Work instruction: From start to end, print the entire listing below exactly.

▽

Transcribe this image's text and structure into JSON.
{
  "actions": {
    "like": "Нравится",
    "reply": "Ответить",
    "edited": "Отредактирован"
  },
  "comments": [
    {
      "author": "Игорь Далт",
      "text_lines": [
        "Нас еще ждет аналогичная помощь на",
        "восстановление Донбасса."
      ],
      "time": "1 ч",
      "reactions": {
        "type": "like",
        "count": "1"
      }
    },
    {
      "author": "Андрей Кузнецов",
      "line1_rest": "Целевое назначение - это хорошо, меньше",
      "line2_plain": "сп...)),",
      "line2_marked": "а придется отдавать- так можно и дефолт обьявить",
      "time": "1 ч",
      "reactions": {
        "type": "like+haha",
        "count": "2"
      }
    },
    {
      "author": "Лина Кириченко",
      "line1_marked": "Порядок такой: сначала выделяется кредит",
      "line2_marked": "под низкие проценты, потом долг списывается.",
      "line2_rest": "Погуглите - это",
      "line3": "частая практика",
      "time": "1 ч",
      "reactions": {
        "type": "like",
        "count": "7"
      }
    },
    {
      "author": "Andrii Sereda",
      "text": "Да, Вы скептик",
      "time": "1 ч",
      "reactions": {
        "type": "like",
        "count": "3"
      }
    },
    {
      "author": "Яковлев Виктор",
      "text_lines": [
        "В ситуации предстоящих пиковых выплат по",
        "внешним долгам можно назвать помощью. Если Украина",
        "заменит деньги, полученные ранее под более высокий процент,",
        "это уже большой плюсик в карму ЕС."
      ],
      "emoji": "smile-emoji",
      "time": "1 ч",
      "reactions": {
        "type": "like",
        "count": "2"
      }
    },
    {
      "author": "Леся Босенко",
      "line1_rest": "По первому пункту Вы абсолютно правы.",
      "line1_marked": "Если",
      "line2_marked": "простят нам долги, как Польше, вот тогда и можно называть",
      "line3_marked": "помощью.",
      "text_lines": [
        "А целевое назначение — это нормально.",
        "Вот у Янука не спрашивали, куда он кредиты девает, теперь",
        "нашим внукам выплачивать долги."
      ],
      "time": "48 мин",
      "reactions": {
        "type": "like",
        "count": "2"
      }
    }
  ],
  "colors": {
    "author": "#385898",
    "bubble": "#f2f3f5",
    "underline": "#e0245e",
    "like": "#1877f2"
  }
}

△

Solution to this exercise:
Transcribe this image's text and structure into JSON.
{
  "actions": {
    "like": "Нравится",
    "reply": "Ответить",
    "edited": "Отредактирован"
  },
  "comments": [
    {
      "author": "Игорь Далт",
      "text_lines": [
        "Нас еще ждет аналогичная помощь на",
        "восстановление Донбасса."
      ],
      "time": "1 ч",
      "reactions": {
        "type": "like",
        "count": "1"
      }
    },
    {
      "author": "Андрей Кузнецов",
      "line1_rest": "Целевое назначение - это хорошо, меньше",
      "line2_plain": "сп...)),",
      "line2_marked": "а придется отдавать- так можно и дефолт обьявить",
      "time": "1 ч",
      "reactions": {
        "type": "like+haha",
        "count": "2"
      }
    },
    {
      "author": "Лина Кириченко",
      "line1_marked": "Порядок такой: сначала выделяется кредит",
      "line2_marked": "под низкие проценты, потом долг списывается.",
      "line2_rest": "Погуглите - это",
      "line3": "частая практика",
      "time": "1 ч",
      "reactions": {
        "type": "like",
        "count": "7"
      }
    },
    {
      "author": "Andrii Sereda",
      "text": "Да, Вы скептик",
      "time": "1 ч",
      "reactions": {
        "type": "like",
        "count": "3"
      }
    },
    {
      "author": "Яковлев Виктор",
      "text_lines": [
        "В ситуации предстоящих пиковых выплат по",
        "внешним долгам можно назвать помощью. Если Украина",
        "заменит деньги, полученные ранее под более высокий процент,",
        "это уже большой плюсик в карму ЕС."
      ],
      "emoji": "smile-emoji",
      "time": "1 ч",
      "reactions": {
        "type": "like",
        "count": "2"
      }
    },
    {
      "author": "Леся Босенко",
      "line1_rest": "По первому пункту Вы абсолютно правы.",
      "line1_marked": "Если",
      "line2_marked": "простят нам долги, как Польше, вот тогда и можно называть",
      "line3_marked": "помощью.",
      "text_lines": [
        "А целевое назначение — это нормально.",
        "Вот у Янука не спрашивали, куда он кредиты девает, теперь",
        "нашим внукам выплачивать долги."
      ],
      "time": "48 мин",
      "reactions": {
        "type": "like",
        "count": "2"
      }
    }
  ],
  "colors": {
    "author": "#385898",
    "bubble": "#f2f3f5",
    "underline": "#e0245e",
    "like": "#1877f2"
  }
}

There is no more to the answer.